[Collected data entries]
━━━━━━━━
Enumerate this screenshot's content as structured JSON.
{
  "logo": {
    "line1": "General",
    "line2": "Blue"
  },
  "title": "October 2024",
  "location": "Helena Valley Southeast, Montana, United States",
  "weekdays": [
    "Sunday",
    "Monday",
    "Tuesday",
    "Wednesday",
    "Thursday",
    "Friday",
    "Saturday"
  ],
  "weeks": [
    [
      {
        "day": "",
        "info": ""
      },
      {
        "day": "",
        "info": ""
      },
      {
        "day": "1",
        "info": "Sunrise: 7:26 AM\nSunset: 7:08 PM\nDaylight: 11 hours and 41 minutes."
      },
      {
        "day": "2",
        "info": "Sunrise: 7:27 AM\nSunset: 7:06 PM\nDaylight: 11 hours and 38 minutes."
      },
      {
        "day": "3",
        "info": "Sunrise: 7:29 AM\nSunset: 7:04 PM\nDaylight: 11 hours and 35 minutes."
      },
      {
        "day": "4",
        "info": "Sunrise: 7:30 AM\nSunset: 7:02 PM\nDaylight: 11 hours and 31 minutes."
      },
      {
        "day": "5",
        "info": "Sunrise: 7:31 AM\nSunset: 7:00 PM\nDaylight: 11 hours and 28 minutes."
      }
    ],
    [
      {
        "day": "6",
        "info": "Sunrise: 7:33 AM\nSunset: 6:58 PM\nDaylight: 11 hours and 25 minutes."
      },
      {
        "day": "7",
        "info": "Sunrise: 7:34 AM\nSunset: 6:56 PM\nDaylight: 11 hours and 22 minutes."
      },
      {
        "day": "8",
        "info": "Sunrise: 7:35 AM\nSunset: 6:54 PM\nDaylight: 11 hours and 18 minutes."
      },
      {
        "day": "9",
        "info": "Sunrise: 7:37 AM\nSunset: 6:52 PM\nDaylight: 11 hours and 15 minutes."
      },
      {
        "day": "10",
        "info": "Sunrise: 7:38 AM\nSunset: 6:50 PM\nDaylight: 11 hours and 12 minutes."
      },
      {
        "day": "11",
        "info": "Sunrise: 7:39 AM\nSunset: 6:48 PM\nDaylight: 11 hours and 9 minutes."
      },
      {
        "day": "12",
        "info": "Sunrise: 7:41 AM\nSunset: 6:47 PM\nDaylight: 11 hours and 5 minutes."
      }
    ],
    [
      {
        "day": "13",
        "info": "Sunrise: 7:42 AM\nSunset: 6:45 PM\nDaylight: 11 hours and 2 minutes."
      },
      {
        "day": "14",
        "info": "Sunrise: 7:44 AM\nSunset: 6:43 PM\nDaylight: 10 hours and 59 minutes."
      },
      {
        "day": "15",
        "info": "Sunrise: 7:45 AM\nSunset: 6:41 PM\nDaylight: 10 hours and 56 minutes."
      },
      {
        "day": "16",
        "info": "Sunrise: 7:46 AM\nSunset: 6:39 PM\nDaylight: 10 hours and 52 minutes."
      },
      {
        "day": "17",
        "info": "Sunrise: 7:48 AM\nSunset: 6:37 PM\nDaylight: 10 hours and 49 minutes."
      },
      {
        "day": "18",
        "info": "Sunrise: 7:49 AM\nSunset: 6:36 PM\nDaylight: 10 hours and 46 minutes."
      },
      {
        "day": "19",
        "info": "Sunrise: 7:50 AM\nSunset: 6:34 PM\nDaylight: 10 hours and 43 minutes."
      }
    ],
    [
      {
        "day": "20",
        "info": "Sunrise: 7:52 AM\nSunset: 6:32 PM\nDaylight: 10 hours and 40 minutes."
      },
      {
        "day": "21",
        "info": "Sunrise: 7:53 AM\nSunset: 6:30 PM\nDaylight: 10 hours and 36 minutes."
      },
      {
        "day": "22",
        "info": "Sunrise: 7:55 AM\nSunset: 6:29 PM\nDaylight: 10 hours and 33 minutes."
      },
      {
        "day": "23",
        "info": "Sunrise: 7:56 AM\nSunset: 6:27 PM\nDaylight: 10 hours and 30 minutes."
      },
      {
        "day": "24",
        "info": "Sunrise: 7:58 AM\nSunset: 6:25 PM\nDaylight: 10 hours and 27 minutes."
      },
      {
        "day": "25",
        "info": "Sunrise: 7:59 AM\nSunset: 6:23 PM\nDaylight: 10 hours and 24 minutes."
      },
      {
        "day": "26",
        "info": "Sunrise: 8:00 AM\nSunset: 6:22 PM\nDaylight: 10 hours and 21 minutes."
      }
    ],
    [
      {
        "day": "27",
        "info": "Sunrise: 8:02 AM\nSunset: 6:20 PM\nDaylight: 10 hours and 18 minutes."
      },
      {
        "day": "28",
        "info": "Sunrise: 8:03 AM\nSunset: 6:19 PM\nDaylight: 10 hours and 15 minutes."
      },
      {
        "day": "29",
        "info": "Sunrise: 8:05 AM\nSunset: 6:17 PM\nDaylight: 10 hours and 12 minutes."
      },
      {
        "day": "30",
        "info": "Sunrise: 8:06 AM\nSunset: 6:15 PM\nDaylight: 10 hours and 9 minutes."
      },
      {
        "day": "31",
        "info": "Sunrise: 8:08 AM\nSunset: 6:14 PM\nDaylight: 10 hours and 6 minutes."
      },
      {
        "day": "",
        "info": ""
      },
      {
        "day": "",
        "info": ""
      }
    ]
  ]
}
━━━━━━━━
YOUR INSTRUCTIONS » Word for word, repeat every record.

ANSWER AREA »
Enumerate this screenshot's content as structured JSON.
{
  "logo": {
    "line1": "General",
    "line2": "Blue"
  },
  "title": "October 2024",
  "location": "Helena Valley Southeast, Montana, United States",
  "weekdays": [
    "Sunday",
    "Monday",
    "Tuesday",
    "Wednesday",
    "Thursday",
    "Friday",
    "Saturday"
  ],
  "weeks": [
    [
      {
        "day": "",
        "info": ""
      },
      {
        "day": "",
        "info": ""
      },
      {
        "day": "1",
        "info": "Sunrise: 7:26 AM\nSunset: 7:08 PM\nDaylight: 11 hours and 41 minutes."
      },
      {
        "day": "2",
        "info": "Sunrise: 7:27 AM\nSunset: 7:06 PM\nDaylight: 11 hours and 38 minutes."
      },
      {
        "day": "3",
        "info": "Sunrise: 7:29 AM\nSunset: 7:04 PM\nDaylight: 11 hours and 35 minutes."
      },
      {
        "day": "4",
        "info": "Sunrise: 7:30 AM\nSunset: 7:02 PM\nDaylight: 11 hours and 31 minutes."
      },
      {
        "day": "5",
        "info": "Sunrise: 7:31 AM\nSunset: 7:00 PM\nDaylight: 11 hours and 28 minutes."
      }
    ],
    [
      {
        "day": "6",
        "info": "Sunrise: 7:33 AM\nSunset: 6:58 PM\nDaylight: 11 hours and 25 minutes."
      },
      {
        "day": "7",
        "info": "Sunrise: 7:34 AM\nSunset: 6:56 PM\nDaylight: 11 hours and 22 minutes."
      },
      {
        "day": "8",
        "info": "Sunrise: 7:35 AM\nSunset: 6:54 PM\nDaylight: 11 hours and 18 minutes."
      },
      {
        "day": "9",
        "info": "Sunrise: 7:37 AM\nSunset: 6:52 PM\nDaylight: 11 hours and 15 minutes."
      },
      {
        "day": "10",
        "info": "Sunrise: 7:38 AM\nSunset: 6:50 PM\nDaylight: 11 hours and 12 minutes."
      },
      {
        "day": "11",
        "info": "Sunrise: 7:39 AM\nSunset: 6:48 PM\nDaylight: 11 hours and 9 minutes."
      },
      {
        "day": "12",
        "info": "Sunrise: 7:41 AM\nSunset: 6:47 PM\nDaylight: 11 hours and 5 minutes."
      }
    ],
    [
      {
        "day": "13",
        "info": "Sunrise: 7:42 AM\nSunset: 6:45 PM\nDaylight: 11 hours and 2 minutes."
      },
      {
        "day": "14",
        "info": "Sunrise: 7:44 AM\nSunset: 6:43 PM\nDaylight: 10 hours and 59 minutes."
      },
      {
        "day": "15",
        "info": "Sunrise: 7:45 AM\nSunset: 6:41 PM\nDaylight: 10 hours and 56 minutes."
      },
      {
        "day": "16",
        "info": "Sunrise: 7:46 AM\nSunset: 6:39 PM\nDaylight: 10 hours and 52 minutes."
      },
      {
        "day": "17",
        "info": "Sunrise: 7:48 AM\nSunset: 6:37 PM\nDaylight: 10 hours and 49 minutes."
      },
      {
        "day": "18",
        "info": "Sunrise: 7:49 AM\nSunset: 6:36 PM\nDaylight: 10 hours and 46 minutes."
      },
      {
        "day": "19",
        "info": "Sunrise: 7:50 AM\nSunset: 6:34 PM\nDaylight: 10 hours and 43 minutes."
      }
    ],
    [
      {
        "day": "20",
        "info": "Sunrise: 7:52 AM\nSunset: 6:32 PM\nDaylight: 10 hours and 40 minutes."
      },
      {
        "day": "21",
        "info": "Sunrise: 7:53 AM\nSunset: 6:30 PM\nDaylight: 10 hours and 36 minutes."
      },
      {
        "day": "22",
        "info": "Sunrise: 7:55 AM\nSunset: 6:29 PM\nDaylight: 10 hours and 33 minutes."
      },
      {
        "day": "23",
        "info": "Sunrise: 7:56 AM\nSunset: 6:27 PM\nDaylight: 10 hours and 30 minutes."
      },
      {
        "day": "24",
        "info": "Sunrise: 7:58 AM\nSunset: 6:25 PM\nDaylight: 10 hours and 27 minutes."
      },
      {
        "day": "25",
        "info": "Sunrise: 7:59 AM\nSunset: 6:23 PM\nDaylight: 10 hours and 24 minutes."
      },
      {
        "day": "26",
        "info": "Sunrise: 8:00 AM\nSunset: 6:22 PM\nDaylight: 10 hours and 21 minutes."
      }
    ],
    [
      {
        "day": "27",
        "info": "Sunrise: 8:02 AM\nSunset: 6:20 PM\nDaylight: 10 hours and 18 minutes."
      },
      {
        "day": "28",
        "info": "Sunrise: 8:03 AM\nSunset: 6:19 PM\nDaylight: 10 hours and 15 minutes."
      },
      {
        "day": "29",
        "info": "Sunrise: 8:05 AM\nSunset: 6:17 PM\nDaylight: 10 hours and 12 minutes."
      },
      {
        "day": "30",
        "info": "Sunrise: 8:06 AM\nSunset: 6:15 PM\nDaylight: 10 hours and 9 minutes."
      },
      {
        "day": "31",
        "info": "Sunrise: 8:08 AM\nSunset: 6:14 PM\nDaylight: 10 hours and 6 minutes."
      },
      {
        "day": "",
        "info": ""
      },
      {
        "day": "",
        "info": ""
      }
    ]
  ]
}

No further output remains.